EXERCISE OBJECTIVE: Report only how many lines in the material contain "exjobbconf".

:: GIVEN ENTRIES

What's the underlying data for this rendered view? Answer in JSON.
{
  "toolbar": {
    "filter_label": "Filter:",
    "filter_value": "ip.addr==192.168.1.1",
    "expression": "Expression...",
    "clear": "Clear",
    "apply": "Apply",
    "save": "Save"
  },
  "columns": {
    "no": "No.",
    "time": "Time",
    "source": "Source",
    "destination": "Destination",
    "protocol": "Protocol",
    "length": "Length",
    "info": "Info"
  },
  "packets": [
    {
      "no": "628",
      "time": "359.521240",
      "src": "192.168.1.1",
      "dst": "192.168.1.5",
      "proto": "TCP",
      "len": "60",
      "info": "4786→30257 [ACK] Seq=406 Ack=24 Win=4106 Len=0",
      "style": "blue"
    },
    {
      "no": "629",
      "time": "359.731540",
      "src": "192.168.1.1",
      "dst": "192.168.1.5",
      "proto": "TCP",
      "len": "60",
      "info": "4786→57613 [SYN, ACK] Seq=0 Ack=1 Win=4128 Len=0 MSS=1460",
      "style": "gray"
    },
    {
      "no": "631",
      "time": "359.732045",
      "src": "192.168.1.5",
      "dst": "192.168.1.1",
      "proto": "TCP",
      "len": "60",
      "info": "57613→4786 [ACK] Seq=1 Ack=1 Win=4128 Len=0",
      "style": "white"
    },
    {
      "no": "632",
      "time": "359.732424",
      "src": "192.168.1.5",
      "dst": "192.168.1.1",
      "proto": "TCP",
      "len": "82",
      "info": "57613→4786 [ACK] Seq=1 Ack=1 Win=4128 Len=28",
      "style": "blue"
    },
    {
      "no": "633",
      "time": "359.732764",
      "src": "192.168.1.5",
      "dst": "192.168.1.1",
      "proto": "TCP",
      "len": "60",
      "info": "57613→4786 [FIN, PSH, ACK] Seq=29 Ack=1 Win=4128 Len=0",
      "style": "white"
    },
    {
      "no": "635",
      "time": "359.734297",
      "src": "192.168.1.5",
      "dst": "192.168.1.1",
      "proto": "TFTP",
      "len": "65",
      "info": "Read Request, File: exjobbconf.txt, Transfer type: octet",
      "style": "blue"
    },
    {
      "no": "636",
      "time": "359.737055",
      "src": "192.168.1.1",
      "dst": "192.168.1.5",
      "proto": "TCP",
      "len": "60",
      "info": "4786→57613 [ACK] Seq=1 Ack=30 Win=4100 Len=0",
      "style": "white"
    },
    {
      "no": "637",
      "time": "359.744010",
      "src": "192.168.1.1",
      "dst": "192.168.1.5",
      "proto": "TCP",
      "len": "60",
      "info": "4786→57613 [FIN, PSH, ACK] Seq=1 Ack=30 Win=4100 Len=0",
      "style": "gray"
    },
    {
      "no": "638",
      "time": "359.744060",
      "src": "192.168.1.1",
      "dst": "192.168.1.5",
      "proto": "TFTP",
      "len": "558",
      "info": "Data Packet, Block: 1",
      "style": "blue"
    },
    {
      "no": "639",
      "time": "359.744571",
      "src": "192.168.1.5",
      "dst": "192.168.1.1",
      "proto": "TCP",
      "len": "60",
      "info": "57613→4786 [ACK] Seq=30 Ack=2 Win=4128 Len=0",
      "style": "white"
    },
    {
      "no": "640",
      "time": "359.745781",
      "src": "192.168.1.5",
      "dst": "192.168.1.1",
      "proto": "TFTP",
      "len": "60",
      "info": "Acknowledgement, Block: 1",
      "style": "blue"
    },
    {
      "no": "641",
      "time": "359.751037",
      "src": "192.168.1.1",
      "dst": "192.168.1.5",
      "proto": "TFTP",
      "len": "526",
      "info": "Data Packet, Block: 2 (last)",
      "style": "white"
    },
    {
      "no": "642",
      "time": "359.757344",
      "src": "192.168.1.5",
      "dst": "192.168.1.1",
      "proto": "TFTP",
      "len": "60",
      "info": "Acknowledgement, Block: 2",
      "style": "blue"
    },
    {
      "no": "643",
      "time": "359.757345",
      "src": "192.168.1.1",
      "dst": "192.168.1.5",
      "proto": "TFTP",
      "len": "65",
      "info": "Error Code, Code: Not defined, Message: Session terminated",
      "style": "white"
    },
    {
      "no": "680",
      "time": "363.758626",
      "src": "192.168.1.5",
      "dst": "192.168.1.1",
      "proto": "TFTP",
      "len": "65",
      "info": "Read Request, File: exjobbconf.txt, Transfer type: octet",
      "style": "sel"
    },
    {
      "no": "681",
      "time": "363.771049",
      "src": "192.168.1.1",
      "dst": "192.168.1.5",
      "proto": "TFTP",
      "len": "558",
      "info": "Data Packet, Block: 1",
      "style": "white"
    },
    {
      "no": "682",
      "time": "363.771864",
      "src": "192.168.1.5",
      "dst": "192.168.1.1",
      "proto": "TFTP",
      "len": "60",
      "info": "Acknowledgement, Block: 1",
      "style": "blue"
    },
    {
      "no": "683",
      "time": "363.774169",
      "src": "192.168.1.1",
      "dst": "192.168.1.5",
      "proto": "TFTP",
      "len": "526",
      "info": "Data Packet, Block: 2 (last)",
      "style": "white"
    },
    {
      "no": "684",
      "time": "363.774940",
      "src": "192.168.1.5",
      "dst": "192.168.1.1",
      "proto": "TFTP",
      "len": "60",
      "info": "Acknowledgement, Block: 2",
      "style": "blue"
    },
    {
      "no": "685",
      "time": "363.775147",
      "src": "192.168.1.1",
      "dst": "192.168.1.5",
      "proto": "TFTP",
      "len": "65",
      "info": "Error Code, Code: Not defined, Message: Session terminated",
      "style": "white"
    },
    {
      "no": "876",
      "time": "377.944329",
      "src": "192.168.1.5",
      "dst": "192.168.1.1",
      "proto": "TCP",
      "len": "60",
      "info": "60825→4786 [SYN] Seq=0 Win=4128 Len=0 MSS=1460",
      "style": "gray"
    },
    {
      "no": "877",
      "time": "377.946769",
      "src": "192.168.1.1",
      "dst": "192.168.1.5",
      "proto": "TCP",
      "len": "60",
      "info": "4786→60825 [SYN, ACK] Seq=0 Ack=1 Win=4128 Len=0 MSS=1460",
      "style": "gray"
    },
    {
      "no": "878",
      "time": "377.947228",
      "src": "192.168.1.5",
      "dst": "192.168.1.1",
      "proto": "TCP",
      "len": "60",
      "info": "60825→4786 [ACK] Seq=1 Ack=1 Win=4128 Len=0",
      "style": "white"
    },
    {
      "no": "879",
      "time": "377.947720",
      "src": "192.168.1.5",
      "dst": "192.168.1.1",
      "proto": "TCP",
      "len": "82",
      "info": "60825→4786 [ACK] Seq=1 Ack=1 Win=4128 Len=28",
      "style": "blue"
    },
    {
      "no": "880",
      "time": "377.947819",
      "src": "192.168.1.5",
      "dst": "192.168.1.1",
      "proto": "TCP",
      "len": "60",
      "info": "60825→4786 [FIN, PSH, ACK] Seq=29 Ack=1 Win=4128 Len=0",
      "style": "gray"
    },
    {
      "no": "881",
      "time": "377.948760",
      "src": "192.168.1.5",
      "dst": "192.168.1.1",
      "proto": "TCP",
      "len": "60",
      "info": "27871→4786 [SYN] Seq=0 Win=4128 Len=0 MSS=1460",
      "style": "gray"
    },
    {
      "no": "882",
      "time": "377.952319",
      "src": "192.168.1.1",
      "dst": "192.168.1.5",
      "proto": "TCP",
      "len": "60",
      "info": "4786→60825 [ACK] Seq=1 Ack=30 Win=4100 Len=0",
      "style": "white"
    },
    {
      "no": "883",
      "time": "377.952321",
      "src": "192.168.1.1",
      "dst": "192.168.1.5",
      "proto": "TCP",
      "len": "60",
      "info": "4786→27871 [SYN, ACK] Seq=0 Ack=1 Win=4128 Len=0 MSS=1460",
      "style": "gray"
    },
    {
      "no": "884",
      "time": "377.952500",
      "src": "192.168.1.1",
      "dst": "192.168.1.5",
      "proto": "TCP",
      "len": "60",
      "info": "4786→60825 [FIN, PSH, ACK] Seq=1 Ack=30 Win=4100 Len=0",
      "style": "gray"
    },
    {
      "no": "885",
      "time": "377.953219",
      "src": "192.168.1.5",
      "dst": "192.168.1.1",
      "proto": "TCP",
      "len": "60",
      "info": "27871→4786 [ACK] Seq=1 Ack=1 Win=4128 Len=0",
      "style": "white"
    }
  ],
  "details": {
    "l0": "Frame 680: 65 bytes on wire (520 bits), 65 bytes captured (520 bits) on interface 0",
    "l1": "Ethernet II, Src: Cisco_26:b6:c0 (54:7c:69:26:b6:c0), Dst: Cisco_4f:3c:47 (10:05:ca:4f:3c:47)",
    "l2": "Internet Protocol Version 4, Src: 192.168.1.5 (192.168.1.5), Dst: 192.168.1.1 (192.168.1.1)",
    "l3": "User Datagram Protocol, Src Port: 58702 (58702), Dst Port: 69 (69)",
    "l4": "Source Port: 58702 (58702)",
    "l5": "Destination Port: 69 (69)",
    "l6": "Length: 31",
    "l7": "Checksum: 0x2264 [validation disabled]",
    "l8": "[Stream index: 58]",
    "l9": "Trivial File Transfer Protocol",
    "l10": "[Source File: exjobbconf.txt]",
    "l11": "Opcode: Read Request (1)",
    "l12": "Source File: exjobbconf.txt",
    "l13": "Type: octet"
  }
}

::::

ANSWER SECTION: 4